According to research, the last three months of pregnancy are a crucial time for pregnant women to take fish oil supplements, as the baby′s brain experiences a growth spurt during that time, which continues through the first few months of the infant′s life. The evidence is increasingly accumulating about the benefits of high omega-3 fatty acid content in the fish oil supplements during pregnancy. These healthy fats are beneficial to the brain development of a healthy baby while in the womb. A baby while in the womb and as newborn depends entirely on the mother for omega-3 fatty acids as they cannot produce these fatty acids. Hence, the maternal omega-3 status during pregnancy is critical for the omega-3 status in the newborn because these nutrients are key building blocks for the brain and the nervous system.
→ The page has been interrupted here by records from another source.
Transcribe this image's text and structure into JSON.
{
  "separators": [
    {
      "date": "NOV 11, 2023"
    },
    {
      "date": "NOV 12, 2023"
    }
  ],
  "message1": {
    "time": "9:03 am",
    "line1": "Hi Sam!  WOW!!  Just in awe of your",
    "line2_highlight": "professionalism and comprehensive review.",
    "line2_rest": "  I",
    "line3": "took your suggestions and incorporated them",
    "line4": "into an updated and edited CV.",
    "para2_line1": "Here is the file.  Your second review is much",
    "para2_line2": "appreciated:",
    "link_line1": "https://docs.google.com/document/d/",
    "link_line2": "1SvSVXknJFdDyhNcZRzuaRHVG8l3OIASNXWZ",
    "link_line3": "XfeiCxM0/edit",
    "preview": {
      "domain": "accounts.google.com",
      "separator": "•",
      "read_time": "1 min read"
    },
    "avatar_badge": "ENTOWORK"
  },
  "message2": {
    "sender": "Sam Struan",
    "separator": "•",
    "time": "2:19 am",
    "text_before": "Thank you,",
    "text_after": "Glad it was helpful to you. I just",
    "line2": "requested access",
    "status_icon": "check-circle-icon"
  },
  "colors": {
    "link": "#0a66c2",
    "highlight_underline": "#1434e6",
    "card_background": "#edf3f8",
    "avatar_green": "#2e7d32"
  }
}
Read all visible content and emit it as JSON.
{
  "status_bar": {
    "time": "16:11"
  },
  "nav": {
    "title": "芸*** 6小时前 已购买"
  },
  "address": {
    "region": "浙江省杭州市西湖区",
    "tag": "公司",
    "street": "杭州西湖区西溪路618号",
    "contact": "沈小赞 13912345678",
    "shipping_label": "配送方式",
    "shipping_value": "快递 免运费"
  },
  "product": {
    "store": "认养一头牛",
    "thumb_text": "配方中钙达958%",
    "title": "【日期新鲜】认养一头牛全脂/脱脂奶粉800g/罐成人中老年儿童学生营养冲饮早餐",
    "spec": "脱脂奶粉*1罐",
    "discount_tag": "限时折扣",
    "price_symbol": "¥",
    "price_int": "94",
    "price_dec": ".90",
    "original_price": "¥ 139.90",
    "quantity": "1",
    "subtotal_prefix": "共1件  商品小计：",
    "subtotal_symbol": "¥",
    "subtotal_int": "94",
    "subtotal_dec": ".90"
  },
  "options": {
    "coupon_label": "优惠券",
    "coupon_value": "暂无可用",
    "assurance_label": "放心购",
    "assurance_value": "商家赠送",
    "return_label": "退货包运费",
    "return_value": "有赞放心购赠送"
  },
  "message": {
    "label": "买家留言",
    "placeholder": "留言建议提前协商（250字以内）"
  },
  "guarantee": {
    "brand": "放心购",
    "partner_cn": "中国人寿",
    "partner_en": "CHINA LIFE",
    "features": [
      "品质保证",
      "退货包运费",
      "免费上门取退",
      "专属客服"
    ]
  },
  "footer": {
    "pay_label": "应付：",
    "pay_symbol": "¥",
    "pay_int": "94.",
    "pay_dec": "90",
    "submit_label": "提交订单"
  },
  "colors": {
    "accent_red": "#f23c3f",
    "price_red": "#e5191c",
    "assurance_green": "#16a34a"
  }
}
Yet, many pregnant women lack the important omega-3 fatty acids in their diet. Therefore improving maternal omega-3 status throughout pregnancy and lactation ultimately benefits the infant.
Fish oil supplements taken during pregnancy help in the proper development of a baby′s brain and IQ, improve eyesight and lead to fewer behavioral problems later in life.
A recent study also shows improved hand-eye coordination and greatly improved comprehension in children whose mothers were given either high-dose fish oil or olive oil during pregnancy. The researchers based their findings on 98 pregnant women, who were either given 4 g of fish oil supplements or 4 g of olive oil supplements daily from 20 weeks of pregnancy until the birth of their babies. High cord blood levels of omega-3 fatty acids at birth (from fish oil) were strongly associated with good hand-eye coordination, while low levels of omega-6 fatty acids, found in many vegetable oils, were not.
Maternal intake of omega-3 fatty acids during pregnancy and lactation may be favorable for the later mental development of children. Children whose mothers received DHA supplementation during pregnancy and lactation scored better in mental processing tests carried out at four years than children whose mothers received placebo. Intake of DHA by the mother (but not infant intake) positively correlated with the mental processing ability of the children. Hence, optimizing DHA status of expectant women may offer long-term developmental benefits to their children.